I go among trees and sit still.
All my stirring becomes quiet
Around me like circles on water.
My tasks lie in their places
Where I left them, asleep like cattle…
I like this poem because it is very meditative and peaceful. I can actually see myself outside.
Wendell Berry Info:
Berry has taught at Stanford University, Georgetown College, New York University, the University of Cincinnati, and Bucknell University. He taught at his alma mater, the University of Kentucky from 1964-77, and again from 1987-93.
The author of more than 40 works of fiction, nonfiction, and poetry, Wendell Berry has been the recipient of numerous awards and honors, including a Guggenheim Foundation Fellowship (1962), the Vachel Lindsay Prize from Poetry (1962), a Rockefeller Foundation Fellowship (1965), a National Institute of Arts and Letters award for writing (1971), the Emily Clark Balch Prize from The Virginia Quarterly Review (1974), the American Academy of Arts and Letters Jean Stein Award (1987), a Lannan Foundation Award for Non-Fiction (1989), Membership in the Fellowship of Southern Writers (1991), the Ingersoll Foundation's T. S. Eliot Award (1994), the John Hay Award (1997), the Lyndhurst Prize (1997), and the Aitken-Taylor Award for Poetry from The Sewanee Review (1998). His books include the novel Hannah Coulter (2004), the essay collections Citizenship Papers (2005) and The Way of Ignorance (2006), and Given: Poems (2005), all available from Counterpoint. Berry's latest works include The Mad Farmer Poems (2008) and Whitefoot (2009), which features illustrations by Davis Te Selle.

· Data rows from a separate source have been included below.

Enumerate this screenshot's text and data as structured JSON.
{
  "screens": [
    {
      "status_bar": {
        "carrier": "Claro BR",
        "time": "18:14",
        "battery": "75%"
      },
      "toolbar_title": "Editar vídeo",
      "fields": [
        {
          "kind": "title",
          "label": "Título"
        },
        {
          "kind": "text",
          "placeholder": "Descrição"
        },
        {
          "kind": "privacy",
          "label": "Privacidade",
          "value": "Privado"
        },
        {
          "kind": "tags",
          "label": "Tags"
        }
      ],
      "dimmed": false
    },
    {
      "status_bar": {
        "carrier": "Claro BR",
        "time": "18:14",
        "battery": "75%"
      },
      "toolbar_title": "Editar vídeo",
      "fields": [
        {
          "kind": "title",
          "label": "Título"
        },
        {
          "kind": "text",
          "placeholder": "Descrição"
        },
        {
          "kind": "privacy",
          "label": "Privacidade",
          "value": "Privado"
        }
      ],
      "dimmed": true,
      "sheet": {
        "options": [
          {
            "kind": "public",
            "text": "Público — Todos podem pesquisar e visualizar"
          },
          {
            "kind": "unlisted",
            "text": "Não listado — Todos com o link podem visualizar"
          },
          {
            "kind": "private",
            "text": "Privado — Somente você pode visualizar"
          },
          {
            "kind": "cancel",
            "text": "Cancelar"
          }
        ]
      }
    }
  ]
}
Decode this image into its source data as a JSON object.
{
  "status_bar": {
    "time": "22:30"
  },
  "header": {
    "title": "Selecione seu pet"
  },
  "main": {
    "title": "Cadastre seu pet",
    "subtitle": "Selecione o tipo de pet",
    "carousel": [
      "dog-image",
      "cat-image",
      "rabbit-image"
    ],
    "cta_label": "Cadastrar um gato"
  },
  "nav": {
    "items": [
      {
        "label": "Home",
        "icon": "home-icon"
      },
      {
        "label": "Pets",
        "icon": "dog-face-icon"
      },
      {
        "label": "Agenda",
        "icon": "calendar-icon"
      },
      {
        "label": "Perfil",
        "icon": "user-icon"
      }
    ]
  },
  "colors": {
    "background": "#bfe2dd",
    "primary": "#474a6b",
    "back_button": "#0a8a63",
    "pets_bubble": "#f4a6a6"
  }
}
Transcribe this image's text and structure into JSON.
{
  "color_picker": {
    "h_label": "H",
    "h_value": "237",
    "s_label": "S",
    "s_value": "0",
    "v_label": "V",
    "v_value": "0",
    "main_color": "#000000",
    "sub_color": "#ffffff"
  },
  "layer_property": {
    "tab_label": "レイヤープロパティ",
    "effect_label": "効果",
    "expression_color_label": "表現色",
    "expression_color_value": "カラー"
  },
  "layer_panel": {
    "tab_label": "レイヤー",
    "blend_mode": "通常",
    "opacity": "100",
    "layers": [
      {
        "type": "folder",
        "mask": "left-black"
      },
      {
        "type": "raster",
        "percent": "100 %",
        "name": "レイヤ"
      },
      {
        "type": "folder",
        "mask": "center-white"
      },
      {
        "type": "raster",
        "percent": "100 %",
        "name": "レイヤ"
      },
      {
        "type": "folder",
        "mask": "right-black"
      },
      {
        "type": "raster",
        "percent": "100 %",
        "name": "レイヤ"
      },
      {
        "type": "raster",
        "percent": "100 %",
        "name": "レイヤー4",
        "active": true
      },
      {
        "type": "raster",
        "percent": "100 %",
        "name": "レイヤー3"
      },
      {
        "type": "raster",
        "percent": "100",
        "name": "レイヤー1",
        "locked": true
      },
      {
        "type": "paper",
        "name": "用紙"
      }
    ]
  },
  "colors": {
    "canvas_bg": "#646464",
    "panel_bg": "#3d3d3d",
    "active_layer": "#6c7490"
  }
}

He lives and works with his wife, Tanya Berry, on their farm in Port Royal, Kentucky.
It was as a poet that Berry first gained literary recognition. In volumes such as The Broken Ground, Openings: Poems, Farming: A Handbook, and The Country of Marriage, he wrote of the countryside, the turning of the seasons, the routines of the farm, the life of the family, and the spiritual aspects of the natural world. Reviewing Collected Poems, 1957-1982, New York Times Book Review contributor David Ray called Berry's style "resonant" and "authentic," and claimed that the poet "can be said to have returned American poetry to a Wordsworthian clarity of purpose. ... There are times when we might think he is returning us to the simplicities of John Clare or the crustiness of Robert Frost. ... But, as with every major poet, passages in which style threatens to become a voice of its own suddenly give way, like the sound of chopping in a murmurous forest, to lines of power and memorable resonance. Many of Mr. Berry's short poems are as fine as any written in our time."